With social distancing keeping employees and volunteers at home, many Montreal organizations that help the needy are struggling through the COVID-19 crisis.
But Volunteer West Island, a group that pairs volunteers with various community groups and provides its own programs to the needy, is still doing what it can to help its community.
“We had to make some drastic changes,” executive director Lynda Barrett explained.
“Our Meals on Wheels kitchens were closed but it affects everybody a little bit.”
Social distancing, to slow the spread of the COVID-19, means volunteers can’t gather in groups, especially to cook the meals at the group’s 13 Meals on Wheels locations across the West Island. So staff at the kitchens had to adapt.
“Instead of actually preparing meals and delivering them, a good majority have figured out how they can share the shopping services among each kitchen,” Barrett said.
She explained that volunteers now bring groceries to seniors, and on top of that, other volunteers are dispatched from the group’s office in Sainte-Anne-de-Bellevue.
“The critical cases are being referred to us and we’ve deployed about a hundred volunteers now, which we’ve divided into five sectors of the West Island,” she told Global News.
She added that for those shut-ins who are less autonomous, donated frozen meals are also delivered, along with groceries, and the need is growing.

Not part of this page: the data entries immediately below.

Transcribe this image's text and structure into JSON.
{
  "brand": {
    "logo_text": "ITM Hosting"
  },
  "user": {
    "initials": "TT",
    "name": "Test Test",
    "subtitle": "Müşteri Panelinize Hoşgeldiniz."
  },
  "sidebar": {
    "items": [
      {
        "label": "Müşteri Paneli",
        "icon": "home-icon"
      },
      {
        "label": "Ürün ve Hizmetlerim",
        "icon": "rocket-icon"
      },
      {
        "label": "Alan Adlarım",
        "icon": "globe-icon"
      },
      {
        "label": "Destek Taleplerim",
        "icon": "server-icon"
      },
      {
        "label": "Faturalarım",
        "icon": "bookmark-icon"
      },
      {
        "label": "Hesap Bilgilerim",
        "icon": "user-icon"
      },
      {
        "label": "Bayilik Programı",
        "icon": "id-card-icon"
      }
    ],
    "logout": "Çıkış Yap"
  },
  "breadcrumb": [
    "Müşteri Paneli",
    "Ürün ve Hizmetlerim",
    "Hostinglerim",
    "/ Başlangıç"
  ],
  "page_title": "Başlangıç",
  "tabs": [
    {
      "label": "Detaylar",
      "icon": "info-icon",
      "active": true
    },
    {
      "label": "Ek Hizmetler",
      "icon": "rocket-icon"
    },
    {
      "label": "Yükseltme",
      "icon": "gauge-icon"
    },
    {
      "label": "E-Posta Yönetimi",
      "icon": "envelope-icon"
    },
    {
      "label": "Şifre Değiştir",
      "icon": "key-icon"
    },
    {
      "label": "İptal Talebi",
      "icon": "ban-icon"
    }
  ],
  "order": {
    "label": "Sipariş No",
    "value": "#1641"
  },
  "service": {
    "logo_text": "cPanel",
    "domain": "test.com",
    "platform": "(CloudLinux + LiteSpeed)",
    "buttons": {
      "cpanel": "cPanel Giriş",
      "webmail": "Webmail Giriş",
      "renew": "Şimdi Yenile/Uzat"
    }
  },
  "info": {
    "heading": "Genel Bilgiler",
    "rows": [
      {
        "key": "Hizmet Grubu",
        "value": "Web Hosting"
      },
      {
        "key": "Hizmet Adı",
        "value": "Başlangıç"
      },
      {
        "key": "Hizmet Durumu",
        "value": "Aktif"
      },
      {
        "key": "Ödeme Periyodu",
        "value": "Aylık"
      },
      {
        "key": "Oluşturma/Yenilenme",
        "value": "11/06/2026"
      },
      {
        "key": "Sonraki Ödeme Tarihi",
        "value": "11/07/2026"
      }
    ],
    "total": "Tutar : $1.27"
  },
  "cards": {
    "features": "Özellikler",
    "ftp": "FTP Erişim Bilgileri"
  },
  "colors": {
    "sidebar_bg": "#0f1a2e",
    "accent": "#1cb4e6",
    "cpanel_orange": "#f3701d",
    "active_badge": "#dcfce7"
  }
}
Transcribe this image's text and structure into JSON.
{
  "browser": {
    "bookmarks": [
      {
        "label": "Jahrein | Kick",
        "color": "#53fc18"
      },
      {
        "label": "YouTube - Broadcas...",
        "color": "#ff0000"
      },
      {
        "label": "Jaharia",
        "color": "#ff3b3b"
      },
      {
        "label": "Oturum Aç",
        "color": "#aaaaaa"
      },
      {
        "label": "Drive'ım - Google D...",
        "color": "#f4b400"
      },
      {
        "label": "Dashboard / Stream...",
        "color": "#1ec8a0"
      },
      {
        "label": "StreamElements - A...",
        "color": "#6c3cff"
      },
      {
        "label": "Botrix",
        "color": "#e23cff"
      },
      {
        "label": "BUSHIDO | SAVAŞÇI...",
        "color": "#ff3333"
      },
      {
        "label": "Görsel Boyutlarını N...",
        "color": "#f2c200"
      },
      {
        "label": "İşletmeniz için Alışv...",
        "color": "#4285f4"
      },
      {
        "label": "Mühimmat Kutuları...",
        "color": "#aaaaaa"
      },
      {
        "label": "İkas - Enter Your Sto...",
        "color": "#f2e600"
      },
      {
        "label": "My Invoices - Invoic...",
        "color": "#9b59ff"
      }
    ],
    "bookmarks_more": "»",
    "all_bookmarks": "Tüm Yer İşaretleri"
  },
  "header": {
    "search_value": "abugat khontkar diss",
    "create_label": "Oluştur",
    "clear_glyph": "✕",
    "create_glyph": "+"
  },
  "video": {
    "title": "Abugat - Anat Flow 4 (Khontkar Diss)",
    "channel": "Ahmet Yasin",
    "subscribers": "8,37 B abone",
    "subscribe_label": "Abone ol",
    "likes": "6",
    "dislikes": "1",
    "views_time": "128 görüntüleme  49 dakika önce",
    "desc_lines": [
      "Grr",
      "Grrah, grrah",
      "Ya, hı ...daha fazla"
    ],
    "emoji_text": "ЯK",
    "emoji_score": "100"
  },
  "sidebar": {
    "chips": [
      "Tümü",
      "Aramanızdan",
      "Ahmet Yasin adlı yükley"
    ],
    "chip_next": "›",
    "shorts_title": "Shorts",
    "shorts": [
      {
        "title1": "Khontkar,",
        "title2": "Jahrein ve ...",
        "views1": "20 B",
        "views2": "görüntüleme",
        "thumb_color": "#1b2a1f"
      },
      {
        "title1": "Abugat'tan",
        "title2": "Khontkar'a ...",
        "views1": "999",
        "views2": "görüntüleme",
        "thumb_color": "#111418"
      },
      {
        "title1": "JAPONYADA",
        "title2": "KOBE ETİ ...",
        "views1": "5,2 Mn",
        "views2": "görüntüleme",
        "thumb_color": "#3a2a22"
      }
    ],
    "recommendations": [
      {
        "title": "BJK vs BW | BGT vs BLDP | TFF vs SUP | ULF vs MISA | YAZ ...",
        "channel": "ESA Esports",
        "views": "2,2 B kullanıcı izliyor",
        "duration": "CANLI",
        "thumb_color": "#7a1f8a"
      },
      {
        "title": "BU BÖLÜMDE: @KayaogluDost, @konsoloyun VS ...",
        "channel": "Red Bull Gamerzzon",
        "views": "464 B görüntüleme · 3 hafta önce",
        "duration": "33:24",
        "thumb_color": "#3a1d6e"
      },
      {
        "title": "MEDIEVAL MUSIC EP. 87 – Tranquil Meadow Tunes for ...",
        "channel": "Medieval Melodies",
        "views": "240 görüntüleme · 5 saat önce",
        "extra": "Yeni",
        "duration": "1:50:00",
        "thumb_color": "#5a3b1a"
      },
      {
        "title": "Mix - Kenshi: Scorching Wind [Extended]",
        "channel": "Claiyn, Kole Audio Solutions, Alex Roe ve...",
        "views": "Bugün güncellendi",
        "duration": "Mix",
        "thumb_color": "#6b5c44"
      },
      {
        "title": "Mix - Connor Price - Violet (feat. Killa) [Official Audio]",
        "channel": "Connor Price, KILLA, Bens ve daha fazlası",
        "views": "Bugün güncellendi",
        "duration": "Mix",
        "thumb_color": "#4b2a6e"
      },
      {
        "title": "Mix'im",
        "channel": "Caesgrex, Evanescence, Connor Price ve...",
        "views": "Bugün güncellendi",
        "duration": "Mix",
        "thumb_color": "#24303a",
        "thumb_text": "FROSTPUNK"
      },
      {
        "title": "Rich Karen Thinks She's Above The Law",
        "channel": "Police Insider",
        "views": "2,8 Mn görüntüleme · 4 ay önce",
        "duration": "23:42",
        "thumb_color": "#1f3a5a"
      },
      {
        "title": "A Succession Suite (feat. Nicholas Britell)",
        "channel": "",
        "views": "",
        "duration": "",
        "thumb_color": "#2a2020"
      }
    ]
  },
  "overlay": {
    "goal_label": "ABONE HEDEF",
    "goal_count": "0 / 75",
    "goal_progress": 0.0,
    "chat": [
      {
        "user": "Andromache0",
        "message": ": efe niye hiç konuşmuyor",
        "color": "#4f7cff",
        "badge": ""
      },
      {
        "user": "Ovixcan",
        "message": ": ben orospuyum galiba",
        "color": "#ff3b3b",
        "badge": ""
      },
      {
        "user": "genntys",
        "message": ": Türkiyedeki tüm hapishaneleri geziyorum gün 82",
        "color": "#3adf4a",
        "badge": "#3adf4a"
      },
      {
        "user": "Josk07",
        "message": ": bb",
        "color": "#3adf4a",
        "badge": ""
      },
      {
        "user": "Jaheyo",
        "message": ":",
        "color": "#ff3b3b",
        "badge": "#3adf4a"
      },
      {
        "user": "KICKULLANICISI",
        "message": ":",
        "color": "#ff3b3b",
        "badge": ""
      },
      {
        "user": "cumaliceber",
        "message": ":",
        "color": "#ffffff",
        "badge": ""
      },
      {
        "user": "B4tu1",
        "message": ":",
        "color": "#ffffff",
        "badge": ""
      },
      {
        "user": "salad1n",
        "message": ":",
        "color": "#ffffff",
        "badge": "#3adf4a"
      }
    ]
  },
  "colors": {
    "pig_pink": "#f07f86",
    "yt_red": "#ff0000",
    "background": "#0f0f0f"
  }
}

“You’re talking about maybe 40 people last week. This week we’re up to about 70 and next week we expect it’ll be a lot more,” she pointed out.
Barrett insisted that those making deliveries will observe social distancing protocols, pointing to small paper bags each containing gloves, hand sanitizers and plastic bags that are given to the volunteers.
Each client is called to notify them that a delivery is about to be made. The groceries and frozen meals are then left at the clients’ front door and the delivery person notifies the senior.
That’s what volunteer Chantal Gauthier said she does.
“Everytime I go to somebody, I have a new pair of gloves to put on, and when I come back to my car I take it off before I get into the car, and do the Purell stuff,” she laughed, “and then put on a new pair of gloves.”
She said the process can be impersonal.
“They wave to you in the window, which is a little sad just to not be able to talk to them.”
But she stressed that the protocol is necessary. Community programs coordinator Terry Aitken agrees.
“It’s a time-consuming environment that we’re gonna be working in,” she smiled, “but it’s all for the benefit of the seniors, and of course the volunteers.”
Barrett hopes the crisis doesn’t last long, but she believes they can continue to serve.
“If the volunteers are willing to do it, we can manage,” she smiled.